As Ford plans for its electric future, the F-150 is clearly slated to play a big role. There’s no doubt that the bulk of electric pickups will be crew-cab models meant to take over the role that many pickups fill: all-around hauler of people and stuff. That model will likely get loads of power and a sizable range. There will also likely be a fleet model made for businesses. Perhaps a regular cab short-bed that we’re used to seeing for local auto parts deliveries.
With a sporty trim level and a potent electric motor or two, we’re sure that it wouldn’t be too difficult for Ford to bring back the Lightning using parts-bin goodies. In our dream scenario, whatever necessary batteries don’t fit under the floorboards will be packaged just behind the cab at the forward end of the bed, centralizing mass for far better weight distribution than your average pickup while leaving space under the hood for a frunk.
GMC Syclone (1991–92)
This one’s simple: Take the above recipe and apply it to GMC’s mid-size Canyon. Done! Of course, GM sounds like it’s bringing an all-electric Silverado to the market before a mid-size EV truck, although we certainly wouldn’t mind some full-size competition to our would-be Lightning, either.
The original Syclone set the performance world on its ear when it debuted. Featuring all-wheel drive and a 280-hp turbocharged 4.3-liter V-6, it was like a Buick Grand National with a bed. The Syclone was even available in a blacked-out, monochrome look. Special Vehicle Engineering has built limited numbers of the Syclone you see above using a supercharged 3.6-liter V-6 good for 455 horsepower. That’s a rather fitting successor until GMC sees fit to give us the goods straight from the factory, which doesn’t seem likely.
Ram R/T (2009–17)
The Viper V-10 is out of production, so there’s no way we’re gonna get a return of the Ram SRT-10. However, Ram’s more affordable sport truck used a 5.7-liter Hemi and a transmission with a slightly looser torque converter for some serious launches. A modern variant could be built using the potent, 470-hp 6.4-liter that’s found in the Wrangler Rubicon 392, but there’s also the Hellcat, of course.
In our humble opinion, Ram’s previous-generation regular-cab was among the best-looking two-door pickups ever built. Unfortunately, it seems that Ram is too busy selling crew cabs to be bothered by single cabs, although our quick rendering shows that the current generation might not look too shabby in that configuration.

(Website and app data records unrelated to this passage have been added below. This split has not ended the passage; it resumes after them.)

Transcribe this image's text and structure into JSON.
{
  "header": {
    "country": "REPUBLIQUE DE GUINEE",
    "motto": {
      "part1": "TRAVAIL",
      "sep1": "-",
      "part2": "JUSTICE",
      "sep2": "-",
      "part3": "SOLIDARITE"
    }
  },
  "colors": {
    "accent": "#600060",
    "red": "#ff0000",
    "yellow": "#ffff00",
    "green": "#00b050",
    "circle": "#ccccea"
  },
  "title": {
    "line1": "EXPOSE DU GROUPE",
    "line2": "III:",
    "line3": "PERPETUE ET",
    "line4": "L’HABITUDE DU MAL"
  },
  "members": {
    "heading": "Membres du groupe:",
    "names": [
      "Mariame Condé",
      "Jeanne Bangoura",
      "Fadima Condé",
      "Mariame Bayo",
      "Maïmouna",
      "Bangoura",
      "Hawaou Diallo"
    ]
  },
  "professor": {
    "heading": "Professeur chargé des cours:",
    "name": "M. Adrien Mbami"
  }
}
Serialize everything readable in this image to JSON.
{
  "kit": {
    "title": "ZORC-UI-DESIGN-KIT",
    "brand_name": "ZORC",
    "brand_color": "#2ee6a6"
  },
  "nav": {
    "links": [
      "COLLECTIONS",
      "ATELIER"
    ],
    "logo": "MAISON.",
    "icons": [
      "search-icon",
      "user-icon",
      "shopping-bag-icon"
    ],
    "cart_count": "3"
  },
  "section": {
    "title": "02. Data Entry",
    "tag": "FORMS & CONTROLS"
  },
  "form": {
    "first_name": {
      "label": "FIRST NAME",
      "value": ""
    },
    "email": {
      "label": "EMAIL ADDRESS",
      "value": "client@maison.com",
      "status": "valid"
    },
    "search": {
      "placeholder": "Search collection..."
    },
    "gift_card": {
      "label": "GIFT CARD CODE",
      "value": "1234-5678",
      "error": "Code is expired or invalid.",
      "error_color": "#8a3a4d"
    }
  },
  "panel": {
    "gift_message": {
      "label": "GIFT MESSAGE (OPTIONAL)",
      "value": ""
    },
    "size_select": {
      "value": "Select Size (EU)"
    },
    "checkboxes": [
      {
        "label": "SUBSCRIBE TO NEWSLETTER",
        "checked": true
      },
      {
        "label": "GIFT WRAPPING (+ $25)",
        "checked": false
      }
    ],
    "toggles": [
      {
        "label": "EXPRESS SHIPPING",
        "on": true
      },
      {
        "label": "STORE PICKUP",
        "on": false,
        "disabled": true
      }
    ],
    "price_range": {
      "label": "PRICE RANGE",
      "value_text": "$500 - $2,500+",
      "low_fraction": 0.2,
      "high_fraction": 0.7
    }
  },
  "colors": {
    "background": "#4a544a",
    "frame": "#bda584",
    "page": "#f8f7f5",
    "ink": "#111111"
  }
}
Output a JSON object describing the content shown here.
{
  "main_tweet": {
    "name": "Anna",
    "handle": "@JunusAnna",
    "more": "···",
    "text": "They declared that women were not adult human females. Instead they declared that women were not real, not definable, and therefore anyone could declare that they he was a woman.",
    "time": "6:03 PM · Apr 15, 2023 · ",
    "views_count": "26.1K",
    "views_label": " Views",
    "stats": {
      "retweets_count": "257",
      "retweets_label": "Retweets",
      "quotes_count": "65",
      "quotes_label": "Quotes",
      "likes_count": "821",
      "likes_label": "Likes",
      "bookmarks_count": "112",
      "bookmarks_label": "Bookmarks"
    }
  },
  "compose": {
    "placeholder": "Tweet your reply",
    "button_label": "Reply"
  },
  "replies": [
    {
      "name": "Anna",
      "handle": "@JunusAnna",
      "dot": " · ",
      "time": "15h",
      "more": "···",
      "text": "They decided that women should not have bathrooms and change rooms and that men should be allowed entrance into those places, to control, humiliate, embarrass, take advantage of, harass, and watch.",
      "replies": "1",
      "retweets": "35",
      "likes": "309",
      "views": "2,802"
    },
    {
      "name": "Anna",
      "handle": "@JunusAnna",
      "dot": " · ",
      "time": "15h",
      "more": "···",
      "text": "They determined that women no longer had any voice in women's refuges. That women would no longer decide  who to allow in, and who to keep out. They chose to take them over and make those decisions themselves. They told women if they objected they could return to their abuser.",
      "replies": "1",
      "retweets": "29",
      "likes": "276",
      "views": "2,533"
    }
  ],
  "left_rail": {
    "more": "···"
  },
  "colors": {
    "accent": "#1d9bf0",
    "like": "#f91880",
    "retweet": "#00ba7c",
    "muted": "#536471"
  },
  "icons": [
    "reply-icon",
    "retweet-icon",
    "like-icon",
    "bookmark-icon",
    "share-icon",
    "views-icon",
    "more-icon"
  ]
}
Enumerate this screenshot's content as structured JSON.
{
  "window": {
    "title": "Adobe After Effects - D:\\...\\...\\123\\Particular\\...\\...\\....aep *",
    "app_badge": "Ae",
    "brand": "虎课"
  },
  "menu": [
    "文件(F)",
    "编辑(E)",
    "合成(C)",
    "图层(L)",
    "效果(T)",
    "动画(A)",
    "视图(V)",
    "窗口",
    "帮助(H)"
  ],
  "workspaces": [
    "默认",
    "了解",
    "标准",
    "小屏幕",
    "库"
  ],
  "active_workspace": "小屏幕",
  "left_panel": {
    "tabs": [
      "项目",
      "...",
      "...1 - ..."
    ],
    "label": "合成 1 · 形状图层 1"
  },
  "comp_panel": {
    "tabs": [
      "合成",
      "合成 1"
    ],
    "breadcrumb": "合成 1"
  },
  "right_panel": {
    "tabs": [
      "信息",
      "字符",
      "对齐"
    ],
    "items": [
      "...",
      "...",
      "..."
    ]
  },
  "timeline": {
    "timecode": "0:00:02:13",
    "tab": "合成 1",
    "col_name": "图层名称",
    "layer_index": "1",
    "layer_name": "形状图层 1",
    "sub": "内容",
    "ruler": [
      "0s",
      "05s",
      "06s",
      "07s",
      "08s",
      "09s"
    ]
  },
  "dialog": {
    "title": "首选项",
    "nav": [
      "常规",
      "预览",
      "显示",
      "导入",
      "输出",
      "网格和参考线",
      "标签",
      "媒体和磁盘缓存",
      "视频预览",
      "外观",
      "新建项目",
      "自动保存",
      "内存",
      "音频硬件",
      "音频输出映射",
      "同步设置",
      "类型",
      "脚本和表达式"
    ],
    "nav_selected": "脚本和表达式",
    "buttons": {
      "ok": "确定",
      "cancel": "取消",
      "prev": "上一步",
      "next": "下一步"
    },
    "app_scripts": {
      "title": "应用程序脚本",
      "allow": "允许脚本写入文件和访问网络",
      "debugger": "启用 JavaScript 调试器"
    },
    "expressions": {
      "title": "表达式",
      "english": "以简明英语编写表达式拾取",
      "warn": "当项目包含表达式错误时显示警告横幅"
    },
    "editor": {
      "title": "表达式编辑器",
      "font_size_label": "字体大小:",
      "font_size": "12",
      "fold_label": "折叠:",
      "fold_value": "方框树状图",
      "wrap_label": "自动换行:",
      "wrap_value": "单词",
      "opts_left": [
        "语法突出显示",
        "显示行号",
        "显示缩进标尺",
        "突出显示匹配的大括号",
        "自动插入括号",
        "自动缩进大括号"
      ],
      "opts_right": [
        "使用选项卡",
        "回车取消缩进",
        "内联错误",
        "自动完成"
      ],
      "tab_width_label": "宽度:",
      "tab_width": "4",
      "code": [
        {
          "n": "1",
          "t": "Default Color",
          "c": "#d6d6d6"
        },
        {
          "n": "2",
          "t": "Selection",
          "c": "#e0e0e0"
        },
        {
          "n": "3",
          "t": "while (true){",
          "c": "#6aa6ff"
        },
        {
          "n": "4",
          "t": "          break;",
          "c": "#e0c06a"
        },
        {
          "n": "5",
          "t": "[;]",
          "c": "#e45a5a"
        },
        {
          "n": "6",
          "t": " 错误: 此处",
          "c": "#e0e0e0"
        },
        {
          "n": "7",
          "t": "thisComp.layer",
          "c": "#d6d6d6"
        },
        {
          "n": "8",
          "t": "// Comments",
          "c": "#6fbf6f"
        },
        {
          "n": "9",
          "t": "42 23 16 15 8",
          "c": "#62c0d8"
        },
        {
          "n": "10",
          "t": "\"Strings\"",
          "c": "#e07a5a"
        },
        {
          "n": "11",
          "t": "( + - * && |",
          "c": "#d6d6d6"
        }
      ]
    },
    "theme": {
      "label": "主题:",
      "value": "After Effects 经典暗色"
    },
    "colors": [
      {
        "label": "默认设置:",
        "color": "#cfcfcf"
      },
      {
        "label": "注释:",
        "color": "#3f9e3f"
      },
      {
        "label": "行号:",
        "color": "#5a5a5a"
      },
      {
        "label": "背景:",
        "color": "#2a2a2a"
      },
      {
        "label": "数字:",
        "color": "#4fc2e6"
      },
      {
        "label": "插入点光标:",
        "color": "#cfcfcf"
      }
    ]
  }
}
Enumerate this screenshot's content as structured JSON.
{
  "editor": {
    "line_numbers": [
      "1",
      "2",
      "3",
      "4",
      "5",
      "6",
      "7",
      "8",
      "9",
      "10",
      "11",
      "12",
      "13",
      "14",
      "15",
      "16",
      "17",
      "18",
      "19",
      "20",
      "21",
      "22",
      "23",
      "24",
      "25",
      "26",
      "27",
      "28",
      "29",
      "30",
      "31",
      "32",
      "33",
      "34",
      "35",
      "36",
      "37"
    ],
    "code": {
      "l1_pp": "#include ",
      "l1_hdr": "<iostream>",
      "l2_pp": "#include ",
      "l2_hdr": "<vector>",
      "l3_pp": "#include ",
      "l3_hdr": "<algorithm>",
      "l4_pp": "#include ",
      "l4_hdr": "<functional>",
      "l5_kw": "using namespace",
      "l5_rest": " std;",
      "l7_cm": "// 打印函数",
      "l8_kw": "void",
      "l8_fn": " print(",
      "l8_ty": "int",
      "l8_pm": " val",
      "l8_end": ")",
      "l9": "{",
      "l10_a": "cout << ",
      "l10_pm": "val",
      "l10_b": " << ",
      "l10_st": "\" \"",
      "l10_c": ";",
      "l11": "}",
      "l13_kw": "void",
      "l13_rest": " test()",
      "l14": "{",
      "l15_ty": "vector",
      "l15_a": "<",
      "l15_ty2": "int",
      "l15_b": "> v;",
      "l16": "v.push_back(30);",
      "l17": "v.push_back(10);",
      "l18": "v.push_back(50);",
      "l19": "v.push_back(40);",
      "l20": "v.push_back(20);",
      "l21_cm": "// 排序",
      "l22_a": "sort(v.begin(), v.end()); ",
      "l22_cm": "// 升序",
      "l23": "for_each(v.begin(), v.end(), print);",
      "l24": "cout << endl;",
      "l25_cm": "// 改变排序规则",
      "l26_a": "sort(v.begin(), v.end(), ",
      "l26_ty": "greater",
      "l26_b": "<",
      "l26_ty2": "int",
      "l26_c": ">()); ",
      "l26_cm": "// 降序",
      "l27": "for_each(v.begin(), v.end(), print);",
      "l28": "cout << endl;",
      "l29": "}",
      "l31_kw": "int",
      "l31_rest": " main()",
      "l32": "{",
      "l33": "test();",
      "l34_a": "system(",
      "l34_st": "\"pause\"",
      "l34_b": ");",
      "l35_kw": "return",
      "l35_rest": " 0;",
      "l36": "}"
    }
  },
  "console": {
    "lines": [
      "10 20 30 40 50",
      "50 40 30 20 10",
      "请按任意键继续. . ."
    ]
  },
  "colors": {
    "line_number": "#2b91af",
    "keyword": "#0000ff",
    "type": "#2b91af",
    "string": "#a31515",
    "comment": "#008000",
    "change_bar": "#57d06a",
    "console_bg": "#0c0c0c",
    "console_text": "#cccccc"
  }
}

Ford Bronco pickup (1966–71)
Ford is taking on the Jeep Wrangler head-on by building several compelling trims, with serious off-road hardware, in both two- and four-door variants. However, what’s missing is a half-cab pickup like the original. We’re sure that the aftermarket will offer up a solution to convert a four-door Bronco into a two-door pickup or a two-door Bronco into a “Sports Utility” like back in the day, but it would be nice to see Ford also take on Jeep’s Gladiator with a crew-cab off-road pickup of its own.
The extended wheelbase of these new-fangled off-roaders makes them better suited to carrying plenty of gear into more remote camping spots, compared to a more trail-friendly two-door. Thanks to the Bronco’s factory 35-inch tires, the Wrangler-fighting Ford does get a bit of help in breakover angle compared to the average pickup truck. There are certainly some tight trails where the added wheelbase of our dream Bronco would be a hindrance, but plenty of Gladiator owners have shown that they can tackle some rugged terrain.
Ford Ranchero (1957–79)/Ford Courier (1972–82)
A reborn Ranchero or Courier would bring a compact pickup back to Ford’s lineup to slot under the mid-sized Ranger. You may be thinking, “that’s exactly what the upcoming Maverick is for”, which is correct. Maybe we should stop caring about Ford butchering its heritage names after the Mustang Mach E, but here we are, like Abe Simpson shaking his fist at cumulonimbi.
We admit that Courier isn’t the most exciting name for a compact pickup, but as it’s a crossover-based ute, Ranchero would have fit nicely, no? Seriously, we’re still pretty excited that we’re getting the Maverick. At least one of these pickups is going to be available soon and we always celebrate a new tailgate.
Now it’s time to hear from you. Which pickups do you think deserve an encore? Now is your time to shine, El Camino fans.